My introduction to her came at a 2009 solo show at Johansson Projects in Oakland. The most memorable works were executed on large sheets of thick paper sliced to a point where they were structurally compromised, yet tough enough to be wall-hung and appended with all sorts of glued-down forms that, together, created the illusion that you were traversing vast distances. Curators typically categorize such practices as mapping, a designation that describes the look of Britton’s work but not necessarily her motivations. Where most contemporary map artists redraw borders (racial, political, social or sexual) to express a particular worldview, Britton does so to plumb her past. She calls her work “emotional landscapes.” They’re maps, but “they’re not maps of anything that exists outside of my imagination. They are a record of time spent “ordering and sifting” tragic events that befell her at an early age.
Her brother became a paraplegic following a motorcycle accident. Her father, a long-haul trucker and mechanic, died when Britton was a teenager. Her parents, who married as teenagers and had little formal education, struggled to support the family in Totowa, N.J., a small town outside Paterson. Much of the imagery contained in her earliest mature work came from road maps of routes her father travelled. Though her methods have evolved with compositions that have grown both simpler and more complex, the core of her art – byways running in all directions across variable terrain – remains intact. The artist says she creates this personal cartography to deal with “things I can’t talk about.

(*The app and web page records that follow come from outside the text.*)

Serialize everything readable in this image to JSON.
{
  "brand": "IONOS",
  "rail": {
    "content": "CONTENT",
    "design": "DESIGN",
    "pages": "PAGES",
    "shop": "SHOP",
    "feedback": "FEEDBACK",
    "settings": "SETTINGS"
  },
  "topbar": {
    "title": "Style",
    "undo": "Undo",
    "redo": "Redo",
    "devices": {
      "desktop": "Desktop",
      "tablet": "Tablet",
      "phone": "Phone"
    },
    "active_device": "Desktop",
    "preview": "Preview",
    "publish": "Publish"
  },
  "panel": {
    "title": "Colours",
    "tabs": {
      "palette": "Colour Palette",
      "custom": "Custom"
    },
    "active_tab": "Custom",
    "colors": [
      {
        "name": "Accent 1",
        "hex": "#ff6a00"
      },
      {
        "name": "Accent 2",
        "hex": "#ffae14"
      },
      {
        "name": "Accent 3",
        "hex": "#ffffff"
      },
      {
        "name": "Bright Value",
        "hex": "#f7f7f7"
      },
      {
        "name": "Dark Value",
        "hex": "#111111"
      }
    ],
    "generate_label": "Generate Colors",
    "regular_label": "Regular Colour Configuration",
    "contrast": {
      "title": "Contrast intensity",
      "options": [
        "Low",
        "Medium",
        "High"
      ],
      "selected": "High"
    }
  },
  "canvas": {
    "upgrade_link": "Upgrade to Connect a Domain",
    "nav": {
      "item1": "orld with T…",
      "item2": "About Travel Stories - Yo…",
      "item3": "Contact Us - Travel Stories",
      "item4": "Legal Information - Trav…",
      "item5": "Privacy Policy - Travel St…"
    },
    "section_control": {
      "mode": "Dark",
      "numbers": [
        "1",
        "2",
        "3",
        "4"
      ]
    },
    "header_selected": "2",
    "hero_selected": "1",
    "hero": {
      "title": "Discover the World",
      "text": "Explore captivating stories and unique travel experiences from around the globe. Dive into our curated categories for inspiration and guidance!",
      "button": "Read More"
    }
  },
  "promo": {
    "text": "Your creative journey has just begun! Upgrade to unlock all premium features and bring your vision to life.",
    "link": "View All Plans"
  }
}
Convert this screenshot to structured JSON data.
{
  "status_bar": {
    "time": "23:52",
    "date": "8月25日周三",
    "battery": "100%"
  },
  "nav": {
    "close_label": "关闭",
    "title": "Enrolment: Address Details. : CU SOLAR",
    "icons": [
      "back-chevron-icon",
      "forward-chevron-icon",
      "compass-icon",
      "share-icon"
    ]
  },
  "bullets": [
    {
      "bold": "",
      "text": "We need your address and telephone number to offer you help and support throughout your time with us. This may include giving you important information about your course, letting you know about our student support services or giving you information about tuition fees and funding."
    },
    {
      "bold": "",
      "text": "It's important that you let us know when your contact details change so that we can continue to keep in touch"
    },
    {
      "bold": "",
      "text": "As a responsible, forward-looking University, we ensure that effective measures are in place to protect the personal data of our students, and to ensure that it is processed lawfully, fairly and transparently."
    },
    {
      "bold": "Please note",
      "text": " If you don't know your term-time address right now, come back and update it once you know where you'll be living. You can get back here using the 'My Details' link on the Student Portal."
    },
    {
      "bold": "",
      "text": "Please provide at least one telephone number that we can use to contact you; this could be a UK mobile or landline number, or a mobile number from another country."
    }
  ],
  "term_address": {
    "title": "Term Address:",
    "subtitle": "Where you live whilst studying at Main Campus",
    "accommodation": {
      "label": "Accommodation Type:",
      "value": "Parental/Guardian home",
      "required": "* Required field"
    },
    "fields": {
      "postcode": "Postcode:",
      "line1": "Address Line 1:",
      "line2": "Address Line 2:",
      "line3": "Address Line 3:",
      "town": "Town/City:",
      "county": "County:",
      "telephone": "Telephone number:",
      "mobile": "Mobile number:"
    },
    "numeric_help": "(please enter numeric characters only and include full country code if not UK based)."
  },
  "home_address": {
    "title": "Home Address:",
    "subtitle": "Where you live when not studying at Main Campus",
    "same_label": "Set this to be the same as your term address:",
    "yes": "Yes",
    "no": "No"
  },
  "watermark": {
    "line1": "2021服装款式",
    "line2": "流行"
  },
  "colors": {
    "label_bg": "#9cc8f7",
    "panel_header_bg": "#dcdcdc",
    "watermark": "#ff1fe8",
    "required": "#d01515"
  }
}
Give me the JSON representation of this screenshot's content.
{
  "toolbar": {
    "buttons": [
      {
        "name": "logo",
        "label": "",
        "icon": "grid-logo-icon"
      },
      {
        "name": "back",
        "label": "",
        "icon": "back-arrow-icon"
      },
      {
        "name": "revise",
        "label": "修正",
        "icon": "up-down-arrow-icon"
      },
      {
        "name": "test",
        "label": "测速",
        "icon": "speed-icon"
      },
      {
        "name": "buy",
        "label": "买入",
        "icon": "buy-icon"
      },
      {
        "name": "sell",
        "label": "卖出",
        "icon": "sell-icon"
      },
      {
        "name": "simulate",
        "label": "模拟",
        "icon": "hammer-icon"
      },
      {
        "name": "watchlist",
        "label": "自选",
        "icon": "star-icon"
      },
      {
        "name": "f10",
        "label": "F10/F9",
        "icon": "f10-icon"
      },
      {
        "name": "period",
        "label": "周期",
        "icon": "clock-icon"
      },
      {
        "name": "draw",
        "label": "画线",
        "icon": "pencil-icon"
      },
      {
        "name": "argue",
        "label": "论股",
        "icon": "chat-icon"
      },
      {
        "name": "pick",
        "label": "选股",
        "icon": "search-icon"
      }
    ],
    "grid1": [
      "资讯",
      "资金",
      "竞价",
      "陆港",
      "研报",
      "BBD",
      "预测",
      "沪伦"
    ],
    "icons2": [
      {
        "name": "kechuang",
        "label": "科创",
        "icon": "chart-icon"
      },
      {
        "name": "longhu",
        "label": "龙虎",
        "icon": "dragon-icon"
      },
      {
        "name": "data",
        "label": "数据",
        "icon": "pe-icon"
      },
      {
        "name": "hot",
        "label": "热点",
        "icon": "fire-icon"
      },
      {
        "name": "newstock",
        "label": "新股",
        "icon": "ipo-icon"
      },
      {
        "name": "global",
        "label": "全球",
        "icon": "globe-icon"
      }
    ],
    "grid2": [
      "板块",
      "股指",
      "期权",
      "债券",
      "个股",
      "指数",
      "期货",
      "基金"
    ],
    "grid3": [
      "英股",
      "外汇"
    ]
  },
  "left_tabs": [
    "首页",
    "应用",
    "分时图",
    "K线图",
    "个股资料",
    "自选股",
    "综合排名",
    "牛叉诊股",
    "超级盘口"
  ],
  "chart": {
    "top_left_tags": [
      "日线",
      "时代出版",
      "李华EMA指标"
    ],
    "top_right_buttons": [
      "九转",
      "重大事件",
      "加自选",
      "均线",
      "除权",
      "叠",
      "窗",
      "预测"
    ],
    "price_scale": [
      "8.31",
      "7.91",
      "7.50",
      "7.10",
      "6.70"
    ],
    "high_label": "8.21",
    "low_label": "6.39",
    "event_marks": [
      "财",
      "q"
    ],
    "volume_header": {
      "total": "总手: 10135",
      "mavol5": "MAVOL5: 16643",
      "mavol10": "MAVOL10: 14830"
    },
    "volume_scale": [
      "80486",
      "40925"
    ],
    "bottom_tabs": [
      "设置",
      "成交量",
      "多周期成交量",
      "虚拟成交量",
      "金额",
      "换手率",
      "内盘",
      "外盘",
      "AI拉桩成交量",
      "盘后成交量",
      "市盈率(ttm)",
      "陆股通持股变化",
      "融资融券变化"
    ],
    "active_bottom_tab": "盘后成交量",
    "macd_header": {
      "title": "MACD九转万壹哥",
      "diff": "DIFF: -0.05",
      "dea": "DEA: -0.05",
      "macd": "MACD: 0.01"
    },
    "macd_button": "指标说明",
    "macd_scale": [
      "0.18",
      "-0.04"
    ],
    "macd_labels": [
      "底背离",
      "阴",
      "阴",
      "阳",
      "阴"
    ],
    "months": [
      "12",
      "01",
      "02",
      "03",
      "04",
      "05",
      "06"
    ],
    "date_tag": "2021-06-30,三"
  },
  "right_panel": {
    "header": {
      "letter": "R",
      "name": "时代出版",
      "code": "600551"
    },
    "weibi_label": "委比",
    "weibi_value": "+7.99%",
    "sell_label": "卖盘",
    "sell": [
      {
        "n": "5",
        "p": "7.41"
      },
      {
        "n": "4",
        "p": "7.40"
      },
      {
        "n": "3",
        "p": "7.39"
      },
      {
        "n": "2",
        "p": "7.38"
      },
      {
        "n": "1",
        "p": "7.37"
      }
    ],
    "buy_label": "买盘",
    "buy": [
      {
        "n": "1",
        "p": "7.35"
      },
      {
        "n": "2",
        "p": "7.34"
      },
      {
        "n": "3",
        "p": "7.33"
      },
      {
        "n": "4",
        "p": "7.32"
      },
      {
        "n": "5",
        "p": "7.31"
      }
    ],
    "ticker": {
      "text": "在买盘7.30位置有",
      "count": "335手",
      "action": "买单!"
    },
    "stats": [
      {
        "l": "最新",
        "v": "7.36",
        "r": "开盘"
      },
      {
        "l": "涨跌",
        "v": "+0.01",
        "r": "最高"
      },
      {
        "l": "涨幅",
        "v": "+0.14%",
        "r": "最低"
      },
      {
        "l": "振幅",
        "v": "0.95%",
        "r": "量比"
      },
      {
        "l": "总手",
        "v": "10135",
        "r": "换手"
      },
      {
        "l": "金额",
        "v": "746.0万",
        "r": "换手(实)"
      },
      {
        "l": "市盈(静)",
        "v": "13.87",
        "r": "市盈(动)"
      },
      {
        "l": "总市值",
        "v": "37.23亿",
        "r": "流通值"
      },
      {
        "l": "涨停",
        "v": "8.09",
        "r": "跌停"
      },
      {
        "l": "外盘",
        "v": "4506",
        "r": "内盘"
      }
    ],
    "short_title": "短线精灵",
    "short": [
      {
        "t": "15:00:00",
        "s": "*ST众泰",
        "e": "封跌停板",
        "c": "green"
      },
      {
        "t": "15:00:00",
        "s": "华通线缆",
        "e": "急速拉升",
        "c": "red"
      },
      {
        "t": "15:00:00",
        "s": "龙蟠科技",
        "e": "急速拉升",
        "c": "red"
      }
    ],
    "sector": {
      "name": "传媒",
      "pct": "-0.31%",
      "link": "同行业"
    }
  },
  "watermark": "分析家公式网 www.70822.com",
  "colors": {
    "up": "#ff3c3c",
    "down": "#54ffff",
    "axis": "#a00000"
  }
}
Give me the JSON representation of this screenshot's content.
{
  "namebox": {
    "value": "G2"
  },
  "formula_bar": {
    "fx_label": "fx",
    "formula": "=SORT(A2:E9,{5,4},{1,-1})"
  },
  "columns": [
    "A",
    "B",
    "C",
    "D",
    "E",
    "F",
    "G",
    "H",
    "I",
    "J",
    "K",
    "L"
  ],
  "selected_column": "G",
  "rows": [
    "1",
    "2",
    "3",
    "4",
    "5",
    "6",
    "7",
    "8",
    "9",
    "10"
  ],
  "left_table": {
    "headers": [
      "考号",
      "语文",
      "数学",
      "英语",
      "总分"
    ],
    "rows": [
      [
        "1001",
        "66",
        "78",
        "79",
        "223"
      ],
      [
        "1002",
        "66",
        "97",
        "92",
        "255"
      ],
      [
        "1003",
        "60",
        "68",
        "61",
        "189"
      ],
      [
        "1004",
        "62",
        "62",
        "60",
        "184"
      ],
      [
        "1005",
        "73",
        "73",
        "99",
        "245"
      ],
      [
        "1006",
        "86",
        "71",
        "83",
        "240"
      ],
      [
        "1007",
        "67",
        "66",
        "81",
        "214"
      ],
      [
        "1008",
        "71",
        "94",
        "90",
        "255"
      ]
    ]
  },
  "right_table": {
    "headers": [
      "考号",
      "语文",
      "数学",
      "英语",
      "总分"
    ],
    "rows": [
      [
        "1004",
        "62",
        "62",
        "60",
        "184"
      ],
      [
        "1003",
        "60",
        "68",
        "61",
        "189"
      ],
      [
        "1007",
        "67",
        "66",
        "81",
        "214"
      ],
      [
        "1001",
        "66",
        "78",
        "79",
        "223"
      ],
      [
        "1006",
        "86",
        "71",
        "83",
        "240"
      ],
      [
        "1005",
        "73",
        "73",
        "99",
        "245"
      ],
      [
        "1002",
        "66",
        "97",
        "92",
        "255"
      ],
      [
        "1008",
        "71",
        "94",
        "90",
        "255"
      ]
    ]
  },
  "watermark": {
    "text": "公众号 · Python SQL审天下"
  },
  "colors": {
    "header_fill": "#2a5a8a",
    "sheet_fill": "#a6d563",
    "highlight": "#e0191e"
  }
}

To probe whether and to what degree she thinks her art resonates beyond herself, I read Britton a 1979 quote from Kim Levin in which the critic called mapping “an emblem of Postmodernism.” “Mapping,” Britton responded, “is deeply connected to the anxiety of the moment and artists are deeply connected to that,” adding that her art, which conveys both “fragility” and “tension” reflects those anxieties. “My work isn’t about the craft and the labor,” she stresses. “I want there to be a transformation.” Indeed, when you look at Britton’s work, the illusion of being drawn into wide-open spaces is so compelling that it is impossible not to be transfixed by her craft. That involvement transforms what we see and feel. With its roads to everywhere and nowhere, Britton asks us to confront, as she puts it, the question of whether “things are coming together or shattering apart.” The answer, of course, depends on where you stand.
Britton’s maps reflect a broad-based artistic response to the postmodern notion that a fault line undergirds every footstep. As Gilles Deleuze and Felix Guattari described the trend in a 1987 essay called A Thousand Plateaus: Capitalism and Schizophrenia: “The map is open and connectable in all of its dimensions; it is detachable, reversible, susceptible to constantmodification. It can be torn, reversed, adapted to any kind of mounting, reworked by an individual, group or social formation. It can be drawn on a wall, conceived of as a work of art, constructed as a political action or as a meditation.” That, I think, describes Britton’s working method to a T.
–DAVID M. ROTH